This is a list of APIs that have been removed:
Define aliases for property names
You must use the string name of properties directly which works in libsoup 2 already.
SoupSocket has been removed
SoupProxyResolverDefault is replaced by
SoupDate has been replaced by GDateTime
SoupSession:ssl-strict has been removed in favor of using the
soup_session_cancel_message() has been removed
Instead you pass a GCancellable to APIs and call
SoupSession::authenticate signal has been replaced by
SoupMessage::authenticate. It now allows returning
TRUE to signifiy
if you will handle authentication which allows for asynchronous handling.
You can no longer directly access various structs such as SoupMessage. These are now accessed by getters and setters. See below for direct conversions:
|Struct field||Getter/Setter function|
|SoupMessage.response_body||See section on IO|
Similar struct changes exist for SoupCookie but have very straightforward replacements.
The SoupURI type has been replaced with the GUri type which has some implications.

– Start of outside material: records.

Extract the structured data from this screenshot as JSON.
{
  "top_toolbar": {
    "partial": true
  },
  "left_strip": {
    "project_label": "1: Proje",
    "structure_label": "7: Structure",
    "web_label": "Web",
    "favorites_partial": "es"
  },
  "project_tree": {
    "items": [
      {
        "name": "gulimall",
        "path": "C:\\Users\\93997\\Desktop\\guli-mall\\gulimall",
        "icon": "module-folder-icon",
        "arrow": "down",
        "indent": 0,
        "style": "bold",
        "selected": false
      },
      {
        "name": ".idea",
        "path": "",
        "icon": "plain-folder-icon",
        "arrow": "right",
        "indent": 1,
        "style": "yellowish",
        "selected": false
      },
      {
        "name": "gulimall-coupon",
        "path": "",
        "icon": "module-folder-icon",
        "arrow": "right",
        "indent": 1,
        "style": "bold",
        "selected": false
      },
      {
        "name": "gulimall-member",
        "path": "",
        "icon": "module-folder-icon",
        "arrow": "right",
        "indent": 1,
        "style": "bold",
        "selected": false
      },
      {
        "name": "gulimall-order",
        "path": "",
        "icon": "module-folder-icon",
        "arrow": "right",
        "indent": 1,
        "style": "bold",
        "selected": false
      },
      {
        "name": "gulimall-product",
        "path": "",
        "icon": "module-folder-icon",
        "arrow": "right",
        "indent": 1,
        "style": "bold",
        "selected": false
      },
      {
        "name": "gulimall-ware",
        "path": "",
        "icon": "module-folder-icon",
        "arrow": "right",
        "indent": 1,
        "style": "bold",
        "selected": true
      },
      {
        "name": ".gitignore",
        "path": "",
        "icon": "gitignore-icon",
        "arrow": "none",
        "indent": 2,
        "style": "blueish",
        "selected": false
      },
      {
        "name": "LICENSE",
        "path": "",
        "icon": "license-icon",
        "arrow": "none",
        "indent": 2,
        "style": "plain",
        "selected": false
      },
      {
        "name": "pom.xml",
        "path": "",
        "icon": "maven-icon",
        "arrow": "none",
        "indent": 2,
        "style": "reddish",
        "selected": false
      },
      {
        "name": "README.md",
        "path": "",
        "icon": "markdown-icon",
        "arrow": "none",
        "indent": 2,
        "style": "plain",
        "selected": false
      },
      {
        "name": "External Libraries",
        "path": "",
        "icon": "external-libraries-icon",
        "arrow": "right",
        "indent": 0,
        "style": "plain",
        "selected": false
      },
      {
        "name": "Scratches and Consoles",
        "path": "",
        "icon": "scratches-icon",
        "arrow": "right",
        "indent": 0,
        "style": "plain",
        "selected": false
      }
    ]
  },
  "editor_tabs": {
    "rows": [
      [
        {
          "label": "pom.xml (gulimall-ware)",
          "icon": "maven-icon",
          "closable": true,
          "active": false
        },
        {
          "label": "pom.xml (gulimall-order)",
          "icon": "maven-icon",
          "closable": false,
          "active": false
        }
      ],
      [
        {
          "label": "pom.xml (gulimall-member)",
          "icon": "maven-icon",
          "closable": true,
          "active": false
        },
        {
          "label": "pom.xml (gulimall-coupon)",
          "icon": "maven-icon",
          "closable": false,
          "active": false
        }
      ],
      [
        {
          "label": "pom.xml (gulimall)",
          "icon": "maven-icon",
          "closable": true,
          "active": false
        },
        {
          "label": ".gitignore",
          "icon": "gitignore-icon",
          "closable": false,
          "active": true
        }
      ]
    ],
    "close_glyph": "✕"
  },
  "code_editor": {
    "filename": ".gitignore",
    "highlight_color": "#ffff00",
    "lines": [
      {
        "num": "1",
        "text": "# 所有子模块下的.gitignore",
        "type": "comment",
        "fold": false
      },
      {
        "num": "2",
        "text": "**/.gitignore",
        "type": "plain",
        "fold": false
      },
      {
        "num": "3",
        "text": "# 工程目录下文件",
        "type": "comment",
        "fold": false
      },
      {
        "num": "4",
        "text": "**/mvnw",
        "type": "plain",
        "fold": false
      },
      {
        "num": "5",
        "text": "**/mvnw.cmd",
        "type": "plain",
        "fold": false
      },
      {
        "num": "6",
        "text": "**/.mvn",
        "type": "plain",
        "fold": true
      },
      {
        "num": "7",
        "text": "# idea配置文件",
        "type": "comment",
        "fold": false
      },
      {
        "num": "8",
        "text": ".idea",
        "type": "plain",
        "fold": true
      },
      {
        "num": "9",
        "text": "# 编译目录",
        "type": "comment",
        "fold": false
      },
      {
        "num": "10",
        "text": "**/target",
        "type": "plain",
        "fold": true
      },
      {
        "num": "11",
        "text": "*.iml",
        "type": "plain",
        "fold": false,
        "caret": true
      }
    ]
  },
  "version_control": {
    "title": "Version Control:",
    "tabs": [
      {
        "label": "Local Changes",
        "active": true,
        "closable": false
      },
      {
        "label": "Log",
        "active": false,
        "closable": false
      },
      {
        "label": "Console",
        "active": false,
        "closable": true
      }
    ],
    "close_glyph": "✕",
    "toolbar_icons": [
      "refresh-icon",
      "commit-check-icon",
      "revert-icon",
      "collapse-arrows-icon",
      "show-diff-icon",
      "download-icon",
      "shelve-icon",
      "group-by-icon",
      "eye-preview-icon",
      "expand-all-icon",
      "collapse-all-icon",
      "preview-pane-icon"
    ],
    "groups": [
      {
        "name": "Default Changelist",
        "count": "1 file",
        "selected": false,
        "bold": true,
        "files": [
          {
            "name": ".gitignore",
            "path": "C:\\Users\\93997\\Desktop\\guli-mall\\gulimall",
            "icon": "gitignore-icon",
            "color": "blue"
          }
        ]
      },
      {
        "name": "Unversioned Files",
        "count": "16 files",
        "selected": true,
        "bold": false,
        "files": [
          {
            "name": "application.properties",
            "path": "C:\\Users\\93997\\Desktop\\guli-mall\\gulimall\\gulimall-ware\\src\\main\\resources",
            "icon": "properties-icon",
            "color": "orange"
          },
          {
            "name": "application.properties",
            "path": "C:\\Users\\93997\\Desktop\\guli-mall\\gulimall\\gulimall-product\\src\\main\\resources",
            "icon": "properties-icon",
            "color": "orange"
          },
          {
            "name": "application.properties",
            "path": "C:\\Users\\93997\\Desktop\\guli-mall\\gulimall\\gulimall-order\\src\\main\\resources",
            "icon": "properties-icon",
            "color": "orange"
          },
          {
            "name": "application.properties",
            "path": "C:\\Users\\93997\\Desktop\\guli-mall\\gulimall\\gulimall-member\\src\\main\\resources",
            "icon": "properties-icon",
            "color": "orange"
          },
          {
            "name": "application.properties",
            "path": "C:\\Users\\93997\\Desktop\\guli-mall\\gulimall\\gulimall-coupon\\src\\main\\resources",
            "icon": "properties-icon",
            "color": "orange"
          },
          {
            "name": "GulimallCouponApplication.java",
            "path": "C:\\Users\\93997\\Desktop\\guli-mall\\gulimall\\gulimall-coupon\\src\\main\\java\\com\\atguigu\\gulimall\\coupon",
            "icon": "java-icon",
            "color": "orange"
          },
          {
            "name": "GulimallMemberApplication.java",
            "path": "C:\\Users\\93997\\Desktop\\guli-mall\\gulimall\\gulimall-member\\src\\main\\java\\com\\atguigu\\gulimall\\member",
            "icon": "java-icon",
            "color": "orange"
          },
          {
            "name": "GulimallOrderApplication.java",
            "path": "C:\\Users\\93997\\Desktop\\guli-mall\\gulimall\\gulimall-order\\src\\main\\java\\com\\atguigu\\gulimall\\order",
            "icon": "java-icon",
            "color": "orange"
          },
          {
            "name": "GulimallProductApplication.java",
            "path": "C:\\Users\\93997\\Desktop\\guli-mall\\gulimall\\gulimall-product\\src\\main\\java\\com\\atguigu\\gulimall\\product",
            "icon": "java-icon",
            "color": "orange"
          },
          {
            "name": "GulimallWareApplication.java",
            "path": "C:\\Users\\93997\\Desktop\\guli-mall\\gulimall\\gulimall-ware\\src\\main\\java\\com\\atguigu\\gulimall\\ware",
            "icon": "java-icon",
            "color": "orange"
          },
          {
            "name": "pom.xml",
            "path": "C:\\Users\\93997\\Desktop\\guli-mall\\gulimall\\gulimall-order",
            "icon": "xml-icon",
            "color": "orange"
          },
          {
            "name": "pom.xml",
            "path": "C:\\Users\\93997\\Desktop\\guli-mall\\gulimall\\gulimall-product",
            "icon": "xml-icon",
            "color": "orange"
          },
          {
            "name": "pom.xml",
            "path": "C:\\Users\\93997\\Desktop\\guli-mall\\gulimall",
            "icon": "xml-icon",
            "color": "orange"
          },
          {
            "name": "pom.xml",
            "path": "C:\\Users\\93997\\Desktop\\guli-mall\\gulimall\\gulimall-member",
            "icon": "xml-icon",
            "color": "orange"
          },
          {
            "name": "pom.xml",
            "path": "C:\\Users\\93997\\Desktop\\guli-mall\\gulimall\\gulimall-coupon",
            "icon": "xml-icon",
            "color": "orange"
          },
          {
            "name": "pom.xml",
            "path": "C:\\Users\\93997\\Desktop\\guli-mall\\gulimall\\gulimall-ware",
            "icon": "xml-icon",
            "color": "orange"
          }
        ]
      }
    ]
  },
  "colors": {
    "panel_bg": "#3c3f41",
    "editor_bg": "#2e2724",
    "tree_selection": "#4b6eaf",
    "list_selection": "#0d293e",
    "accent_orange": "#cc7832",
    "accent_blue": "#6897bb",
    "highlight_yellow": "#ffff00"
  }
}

Creating a GUri is generally as simple as
SOUP_HTTP_URI_FLAGS, NULL). You may want to add
G_URI_FLAGS_PARSE_RELAXED to accept input that used to be
Note that unlike SoupURI GUri is an immutable type so you cannot change the contents
of one after it has been constructed. We provide
soup_copy_uri() to aid in modifying them.
The equivalent behavior to
soup_uri_to_string (uri, FALSE) is
g_uri_to_string_partial (uri, G_URI_HIDE_PASSWORD).
Since GUri does not provide any function to check for equality
soup_uri_equal() still exists.
OPTIONS message with a path of
* is no
longer a valid URI and has been replaced with SoupMessage:options-ping.
Previously SoupStatus was used to hold libsoup errors
SOUP_STATUS_IS_TRANSPORT_ERROR()). Now all of these errors are
propagated up through the normal GError method on the various APIs to send messages.
Here is a mapping chart between the status codes and new errors:
Previously there were ways to allow libsoup to read data into buffers and for you to
read from those buffers such as
libsoup no longer stores a buffer of data for you to read from and instead it returns a GInputStream which you read from using normal GIO APIs.
If you want to simply request a buffer and nothing more you can use the
This also applies to writing data where you can set a GOutputStream using
soup_message_set_request_body() or use the convenience API
soup_message_set_request_body_from_bytes() to use a GBytes
In libsoup 2 there was an attempt at making various APIs of the library thread-safe. However this was never well tested, maintained, or documented.
In libsoup 3 it now behaves in line with other GObject libraries. Once you create a SoupSession all usage of that session must happen on the same thread. You may create seperate sessions per thread but in most use-cases you should be using the async APIs which handle non-blocking IO for you.